MF Doom, masked and masterful rap artist, dies at 49

 MF Doom
MF Doom performing in 2005.
(Peter Kramer / Getty Images)

MF Doom, the cerebral and willfully mysterious rapper and producer beloved by hip-hop connoisseurs for the complex rhymes he delivered from behind a metallic mask, has died. He was 49.

His death was announced Thursday in an Instagram post signed by his wife, Jasmine, who said that Doom had “transitioned” on Oct. 31. A spokesman for Rhymesayers, a record label for which Doom recorded, confirmed his death. No cause was given.


Known for close collaborations with producers such as Madlib and Danger Mouse — and for his use of a variety of alter egos including King Geedorah and Viktor Vaughn — Doom, born Daniel Dumile, cut a proudly idiosyncratic path through rap music in the 1990s and 2000s, burrowing deep into a self-made comic book-style mythology even as hip-hop reached increasingly commercial heights in the pop mainstream.

His music was dense but funky, gloomy yet streaked with an off-kilter sense of humor, and his records — full of songs about food and cartoons and time travel and race — helped clear a path for younger hip-hop eccentrics like Playboi Carti and Tyler, the Creator, two of the many admirers who lamented Doom’s death Thursday on social media.

“My soul is crushed,” Flying Lotus tweeted, before adding that 2004’s “Madvillainy” album was “all u ever needed in hip hop.” On Instagram, El-P of Run the Jewels thanked Doom “for keeping it weird and raw always.”

Born in London and raised on Long Island, Doom — then performing under the name Zev Love X — broke out in 1989 with a memorable appearance in “The Gas Face,” a loopy hit by 3rd Bass that had a music video featuring cameos by Gilbert Gottfried and Public Enemy’s Flavor Flav.

The positive attention led to a major-label deal for KMD, a duo Doom shared with his younger brother, Dingilizwe, known as DJ Subroc; they released their debut, “Mr. Hood,” in 1991, thinking of themselves as “straight-up teachers,” as Doom told Spin magazine in 2004.

“My mother raised us with Islam,” he said. “And then my father … always taught us about our people, about Marcus Garvey and the Honorable Elijah Muhammad. But when I started junior high school, I realized motherf— didn’t know about these people! So I was like, ‘Let’s spread the word’.”

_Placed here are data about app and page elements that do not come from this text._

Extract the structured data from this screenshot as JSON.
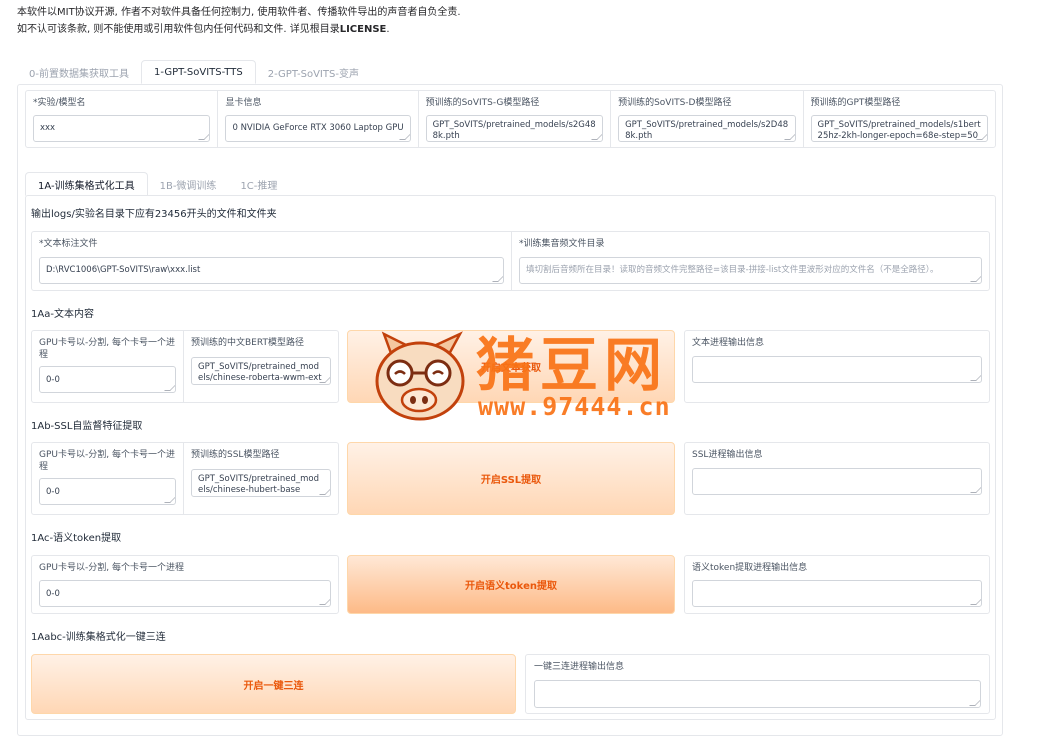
{
  "notice": {
    "line1": "本软件以MIT协议开源, 作者不对软件具备任何控制力, 使用软件者、传播软件导出的声音者自负全责.",
    "line2_prefix": "如不认可该条款, 则不能使用或引用软件包内任何代码和文件. 详见根目录",
    "line2_bold": "LICENSE",
    "line2_suffix": "."
  },
  "main_tabs": [
    {
      "label": "0-前置数据集获取工具"
    },
    {
      "label": "1-GPT-SoVITS-TTS"
    },
    {
      "label": "2-GPT-SoVITS-变声"
    }
  ],
  "top_fields": {
    "exp_name": {
      "label": "*实验/模型名",
      "value": "xxx"
    },
    "gpu_info": {
      "label": "显卡信息",
      "value": "0 NVIDIA GeForce RTX 3060 Laptop GPU"
    },
    "sovits_g": {
      "label": "预训练的SoVITS-G模型路径",
      "value": "GPT_SoVITS/pretrained_models/s2G488k.pth"
    },
    "sovits_d": {
      "label": "预训练的SoVITS-D模型路径",
      "value": "GPT_SoVITS/pretrained_models/s2D488k.pth"
    },
    "gpt": {
      "label": "预训练的GPT模型路径",
      "value": "GPT_SoVITS/pretrained_models/s1bert25hz-2kh-longer-epoch=68e-step=50232.ckpt"
    }
  },
  "sub_tabs": [
    {
      "label": "1A-训练集格式化工具"
    },
    {
      "label": "1B-微调训练"
    },
    {
      "label": "1C-推理"
    }
  ],
  "header_note": "输出logs/实验名目录下应有23456开头的文件和文件夹",
  "files": {
    "text_label": {
      "label": "*文本标注文件",
      "value": "D:\\RVC1006\\GPT-SoVITS\\raw\\xxx.list"
    },
    "audio_dir": {
      "label": "*训练集音频文件目录",
      "placeholder": "填切割后音频所在目录！读取的音频文件完整路径=该目录-拼接-list文件里波形对应的文件名（不是全路径）。"
    }
  },
  "s1a": {
    "title": "1Aa-文本内容",
    "gpu_label": "GPU卡号以-分割, 每个卡号一个进程",
    "gpu_value": "0-0",
    "model_label": "预训练的中文BERT模型路径",
    "model_value": "GPT_SoVITS/pretrained_models/chinese-roberta-wwm-ext-large",
    "button": "开启文本获取",
    "out_label": "文本进程输出信息"
  },
  "s1b": {
    "title": "1Ab-SSL自监督特征提取",
    "gpu_label": "GPU卡号以-分割, 每个卡号一个进程",
    "gpu_value": "0-0",
    "model_label": "预训练的SSL模型路径",
    "model_value": "GPT_SoVITS/pretrained_models/chinese-hubert-base",
    "button": "开启SSL提取",
    "out_label": "SSL进程输出信息"
  },
  "s1c": {
    "title": "1Ac-语义token提取",
    "gpu_label": "GPU卡号以-分割, 每个卡号一个进程",
    "gpu_value": "0-0",
    "button": "开启语义token提取",
    "out_label": "语义token提取进程输出信息"
  },
  "s1abc": {
    "title": "1Aabc-训练集格式化一键三连",
    "button": "开启一键三连",
    "out_label": "一键三连进程输出信息"
  },
  "watermark": {
    "brand": "猪豆网",
    "url": "www.97444.cn"
  },
  "colors": {
    "accent": "#f97316",
    "button_text": "#ea580c",
    "border": "#e5e7eb"
  }
}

In 1993, as the brothers worked on a follow-up, Subroc was killed in a car accident; Doom finished the album, called “Black Bastards,” but KMD’s label, Elektra, declined to put it out, reportedly because its cover art depicted a Sambo character hanging from a noose. (The highly bootlegged “Black Bastards” finally got an official release in 2001.)

Doom receded from public view after his brother’s death — he had a son but also spent time “damn near on the verge of being homeless,” as he told Spin — then reemerged in the late ’90s in the masked guise he would inhabit for the rest of his career.

Of his decision to hide his face, he said in a 2009 interview with Ta-Nehisi Coates in the New Yorker, “I wanted to get onstage and orate, without people thinking about the normal things people think about. Like girls being like, ‘Oh, he’s sexy,’ or ‘I don’t want him, he’s ugly,’ and then other dudes sizing you up. A visual always brings a first impression. But if there’s going to be a first impression I might as well use it to control the story.”


His debut as MF Doom, “Operation: Doomsday,” came out in 1999 with a cover image that evoked the Marvel character Doctor Doom; the rapping was tricky and allusive — and all the stranger for being accompanied by beats (produced by Doom himself) that pulled from pillowy ’80s R&B.

Doom worked steadily over the next decade, teaming with Madlib for “Madvillainy,” which finished at No. 11 on the Village Voice’s annual Pazz & Jop critics poll, and with Danger Mouse for 2005’s “The Mouse and the Mask,” which grew out of a collaboration with the Cartoon Network’s oddball Adult Swim programming block. His most recent solo album, “Born Like This,” was released in 2009.

In concert, Doom was known to send masked imposters onstage in his place, a tactic he said reflected his role as the “writer” and “director” of the MF Doom project. “I might send a white dude next,” he told the New Yorker. “Whoever plays the character plays the character.”

In 2017, Doom wrote on Instagram that his son, King Malachi Ezekiel Dumile, had died at age 14. Information on survivors beyond his wife wasn’t immediately available.